Content starts

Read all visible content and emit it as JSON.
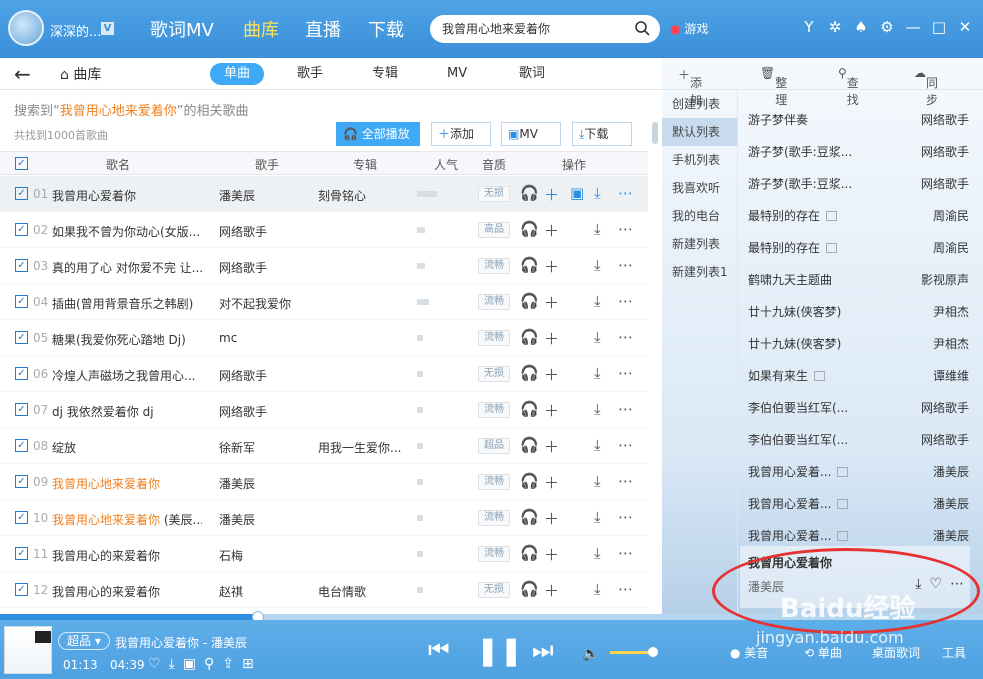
{
  "topbar": {
    "username": "深深的...",
    "vip": "V",
    "nav": [
      "歌词MV",
      "曲库",
      "直播",
      "下载"
    ],
    "active_nav": 1,
    "search_value": "我曾用心地来爱着你",
    "game": "游戏"
  },
  "subnav": {
    "home": "曲库",
    "tabs": [
      "单曲",
      "歌手",
      "专辑",
      "MV",
      "歌词"
    ],
    "active_tab": 0
  },
  "result": {
    "prefix": "搜索到“",
    "keyword": "我曾用心地来爱着你",
    "suffix": "”的相关歌曲",
    "count": "共找到1000首歌曲"
  },
  "actions": {
    "play_all": "全部播放",
    "add": "添加",
    "mv": "MV",
    "download": "下载"
  },
  "table": {
    "headers": [
      "歌名",
      "歌手",
      "专辑",
      "人气",
      "音质",
      "操作"
    ],
    "rows": [
      {
        "idx": "01",
        "title": "我曾用心爱着你",
        "artist": "潘美辰",
        "album": "刻骨铭心",
        "pop": 0.5,
        "quality": "无损",
        "orange": false,
        "hl": true
      },
      {
        "idx": "02",
        "title": "如果我不曾为你动心(女版...",
        "artist": "网络歌手",
        "album": "",
        "pop": 0.2,
        "quality": "高品",
        "orange": false,
        "hl": false
      },
      {
        "idx": "03",
        "title": "真的用了心 对你爱不完 让...",
        "artist": "网络歌手",
        "album": "",
        "pop": 0.2,
        "quality": "流畅",
        "orange": false,
        "hl": false
      },
      {
        "idx": "04",
        "title": "插曲(曾用背景音乐之韩剧)",
        "artist": "对不起我爱你",
        "album": "",
        "pop": 0.3,
        "quality": "流畅",
        "orange": false,
        "hl": false
      },
      {
        "idx": "05",
        "title": "糖果(我爱你死心踏地 Dj)",
        "artist": "mc",
        "album": "",
        "pop": 0.1,
        "quality": "流畅",
        "orange": false,
        "hl": false
      },
      {
        "idx": "06",
        "title": "冷煌人声磁场之我曾用心...",
        "artist": "网络歌手",
        "album": "",
        "pop": 0.1,
        "quality": "无损",
        "orange": false,
        "hl": false
      },
      {
        "idx": "07",
        "title": "dj 我依然爱着你 dj",
        "artist": "网络歌手",
        "album": "",
        "pop": 0.1,
        "quality": "流畅",
        "orange": false,
        "hl": false
      },
      {
        "idx": "08",
        "title": "绽放",
        "artist": "徐新军",
        "album": "用我一生爱你...",
        "pop": 0.1,
        "quality": "超品",
        "orange": false,
        "hl": false
      },
      {
        "idx": "09",
        "title": "我曾用心地来爱着你",
        "artist": "潘美辰",
        "album": "",
        "pop": 0.1,
        "quality": "流畅",
        "orange": true,
        "hl": false
      },
      {
        "idx": "10",
        "title": "我曾用心地来爱着你",
        "artist": "潘美辰",
        "album": "",
        "pop": 0.1,
        "quality": "流畅",
        "orange": true,
        "hl": false,
        "suffix": " (美辰..."
      },
      {
        "idx": "11",
        "title": "我曾用心的来爱着你",
        "artist": "石梅",
        "album": "",
        "pop": 0.1,
        "quality": "流畅",
        "orange": false,
        "hl": false
      },
      {
        "idx": "12",
        "title": "我曾用心的来爱着你",
        "artist": "赵祺",
        "album": "电台情歌",
        "pop": 0.1,
        "quality": "无损",
        "orange": false,
        "hl": false
      }
    ]
  },
  "right": {
    "toolbar": [
      "添加",
      "整理",
      "查找",
      "同步"
    ],
    "playlists": [
      "创建列表",
      "默认列表",
      "手机列表",
      "我喜欢听",
      "我的电台",
      "新建列表",
      "新建列表1"
    ],
    "selected_playlist": 1,
    "songs": [
      {
        "name": "游子梦伴奏",
        "artist": "网络歌手",
        "mv": false
      },
      {
        "name": "游子梦(歌手:豆浆...",
        "artist": "网络歌手",
        "mv": false
      },
      {
        "name": "游子梦(歌手:豆浆...",
        "artist": "网络歌手",
        "mv": false
      },
      {
        "name": "最特别的存在",
        "artist": "周渝民",
        "mv": true
      },
      {
        "name": "最特别的存在",
        "artist": "周渝民",
        "mv": true
      },
      {
        "name": "鹤啸九天主题曲",
        "artist": "影视原声",
        "mv": false
      },
      {
        "name": "廿十九妹(侠客梦)",
        "artist": "尹相杰",
        "mv": false
      },
      {
        "name": "廿十九妹(侠客梦)",
        "artist": "尹相杰",
        "mv": false
      },
      {
        "name": "如果有来生",
        "artist": "谭维维",
        "mv": true
      },
      {
        "name": "李伯伯要当红军(...",
        "artist": "网络歌手",
        "mv": false
      },
      {
        "name": "李伯伯要当红军(...",
        "artist": "网络歌手",
        "mv": false
      },
      {
        "name": "我曾用心爱着...",
        "artist": "潘美辰",
        "mv": true
      },
      {
        "name": "我曾用心爱着...",
        "artist": "潘美辰",
        "mv": true
      },
      {
        "name": "我曾用心爱着...",
        "artist": "潘美辰",
        "mv": true
      }
    ],
    "now": {
      "title": "我曾用心爱着你",
      "artist": "潘美辰"
    }
  },
  "player": {
    "quality": "超品",
    "title": "我曾用心爱着你 - 潘美辰",
    "elapsed": "01:13",
    "total": "04:39",
    "progress": 0.262,
    "volume": 0.85,
    "sound": "美音",
    "mini": "单曲",
    "lyrics": "桌面歌词",
    "tools": "工具"
  },
  "watermark": {
    "text": "Baidu经验",
    "url": "jingyan.baidu.com"
  }
}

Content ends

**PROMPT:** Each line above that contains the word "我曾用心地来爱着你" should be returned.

**ANSWER:**
    "search_value": "我曾用心地来爱着你",
    "keyword": "我曾用心地来爱着你",
        "title": "我曾用心地来爱着你",
        "title": "我曾用心地来爱着你",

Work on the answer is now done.